→ **Exercise goal**
From the first line to the last, copy the material exactly.

→ **Data supplied**
═══

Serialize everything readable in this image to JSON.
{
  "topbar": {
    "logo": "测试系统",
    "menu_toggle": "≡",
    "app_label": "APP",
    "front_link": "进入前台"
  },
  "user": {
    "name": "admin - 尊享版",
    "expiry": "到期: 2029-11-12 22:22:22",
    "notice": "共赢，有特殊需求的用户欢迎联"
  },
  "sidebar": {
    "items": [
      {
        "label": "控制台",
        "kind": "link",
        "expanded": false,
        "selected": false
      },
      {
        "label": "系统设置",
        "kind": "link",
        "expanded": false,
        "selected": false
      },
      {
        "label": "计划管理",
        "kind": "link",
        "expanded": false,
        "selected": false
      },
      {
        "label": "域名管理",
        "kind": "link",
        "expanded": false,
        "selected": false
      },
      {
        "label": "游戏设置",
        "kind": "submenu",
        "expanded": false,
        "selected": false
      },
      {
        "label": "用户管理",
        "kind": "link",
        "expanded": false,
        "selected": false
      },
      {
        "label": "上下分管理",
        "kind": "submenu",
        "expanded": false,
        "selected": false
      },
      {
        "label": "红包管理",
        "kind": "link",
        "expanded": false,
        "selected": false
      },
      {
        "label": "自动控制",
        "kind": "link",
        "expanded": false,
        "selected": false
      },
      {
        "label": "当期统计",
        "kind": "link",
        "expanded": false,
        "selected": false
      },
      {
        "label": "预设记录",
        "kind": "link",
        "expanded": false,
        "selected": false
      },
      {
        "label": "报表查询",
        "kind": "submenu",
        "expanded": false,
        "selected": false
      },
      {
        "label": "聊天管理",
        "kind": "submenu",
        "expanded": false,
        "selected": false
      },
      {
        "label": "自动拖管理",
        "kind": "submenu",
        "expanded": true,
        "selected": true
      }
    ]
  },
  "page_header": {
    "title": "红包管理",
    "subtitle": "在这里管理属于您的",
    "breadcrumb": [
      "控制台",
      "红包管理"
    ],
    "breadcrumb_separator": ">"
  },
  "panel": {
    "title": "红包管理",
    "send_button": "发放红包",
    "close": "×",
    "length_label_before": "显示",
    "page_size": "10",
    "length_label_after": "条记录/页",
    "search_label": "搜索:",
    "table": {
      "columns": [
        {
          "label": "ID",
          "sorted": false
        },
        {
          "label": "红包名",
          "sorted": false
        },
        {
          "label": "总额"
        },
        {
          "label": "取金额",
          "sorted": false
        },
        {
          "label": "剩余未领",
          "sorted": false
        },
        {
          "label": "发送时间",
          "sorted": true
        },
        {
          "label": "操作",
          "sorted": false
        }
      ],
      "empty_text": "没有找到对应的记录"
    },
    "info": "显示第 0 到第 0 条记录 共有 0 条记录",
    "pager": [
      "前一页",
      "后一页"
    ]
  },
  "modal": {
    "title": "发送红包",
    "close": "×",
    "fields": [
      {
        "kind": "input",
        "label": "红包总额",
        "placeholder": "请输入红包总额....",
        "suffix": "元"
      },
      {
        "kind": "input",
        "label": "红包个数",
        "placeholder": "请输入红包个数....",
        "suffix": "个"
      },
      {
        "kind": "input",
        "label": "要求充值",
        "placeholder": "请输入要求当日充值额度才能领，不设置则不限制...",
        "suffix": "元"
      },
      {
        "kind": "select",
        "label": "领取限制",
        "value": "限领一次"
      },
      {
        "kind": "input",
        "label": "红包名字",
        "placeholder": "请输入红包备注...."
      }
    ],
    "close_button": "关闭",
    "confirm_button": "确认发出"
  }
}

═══

→ **Finished task**
Serialize everything readable in this image to JSON.
{
  "topbar": {
    "logo": "测试系统",
    "menu_toggle": "≡",
    "app_label": "APP",
    "front_link": "进入前台"
  },
  "user": {
    "name": "admin - 尊享版",
    "expiry": "到期: 2029-11-12 22:22:22",
    "notice": "共赢，有特殊需求的用户欢迎联"
  },
  "sidebar": {
    "items": [
      {
        "label": "控制台",
        "kind": "link",
        "expanded": false,
        "selected": false
      },
      {
        "label": "系统设置",
        "kind": "link",
        "expanded": false,
        "selected": false
      },
      {
        "label": "计划管理",
        "kind": "link",
        "expanded": false,
        "selected": false
      },
      {
        "label": "域名管理",
        "kind": "link",
        "expanded": false,
        "selected": false
      },
      {
        "label": "游戏设置",
        "kind": "submenu",
        "expanded": false,
        "selected": false
      },
      {
        "label": "用户管理",
        "kind": "link",
        "expanded": false,
        "selected": false
      },
      {
        "label": "上下分管理",
        "kind": "submenu",
        "expanded": false,
        "selected": false
      },
      {
        "label": "红包管理",
        "kind": "link",
        "expanded": false,
        "selected": false
      },
      {
        "label": "自动控制",
        "kind": "link",
        "expanded": false,
        "selected": false
      },
      {
        "label": "当期统计",
        "kind": "link",
        "expanded": false,
        "selected": false
      },
      {
        "label": "预设记录",
        "kind": "link",
        "expanded": false,
        "selected": false
      },
      {
        "label": "报表查询",
        "kind": "submenu",
        "expanded": false,
        "selected": false
      },
      {
        "label": "聊天管理",
        "kind": "submenu",
        "expanded": false,
        "selected": false
      },
      {
        "label": "自动拖管理",
        "kind": "submenu",
        "expanded": true,
        "selected": true
      }
    ]
  },
  "page_header": {
    "title": "红包管理",
    "subtitle": "在这里管理属于您的",
    "breadcrumb": [
      "控制台",
      "红包管理"
    ],
    "breadcrumb_separator": ">"
  },
  "panel": {
    "title": "红包管理",
    "send_button": "发放红包",
    "close": "×",
    "length_label_before": "显示",
    "page_size": "10",
    "length_label_after": "条记录/页",
    "search_label": "搜索:",
    "table": {
      "columns": [
        {
          "label": "ID",
          "sorted": false
        },
        {
          "label": "红包名",
          "sorted": false
        },
        {
          "label": "总额"
        },
        {
          "label": "取金额",
          "sorted": false
        },
        {
          "label": "剩余未领",
          "sorted": false
        },
        {
          "label": "发送时间",
          "sorted": true
        },
        {
          "label": "操作",
          "sorted": false
        }
      ],
      "empty_text": "没有找到对应的记录"
    },
    "info": "显示第 0 到第 0 条记录 共有 0 条记录",
    "pager": [
      "前一页",
      "后一页"
    ]
  },
  "modal": {
    "title": "发送红包",
    "close": "×",
    "fields": [
      {
        "kind": "input",
        "label": "红包总额",
        "placeholder": "请输入红包总额....",
        "suffix": "元"
      },
      {
        "kind": "input",
        "label": "红包个数",
        "placeholder": "请输入红包个数....",
        "suffix": "个"
      },
      {
        "kind": "input",
        "label": "要求充值",
        "placeholder": "请输入要求当日充值额度才能领，不设置则不限制...",
        "suffix": "元"
      },
      {
        "kind": "select",
        "label": "领取限制",
        "value": "限领一次"
      },
      {
        "kind": "input",
        "label": "红包名字",
        "placeholder": "请输入红包备注...."
      }
    ],
    "close_button": "关闭",
    "confirm_button": "确认发出"
  }
}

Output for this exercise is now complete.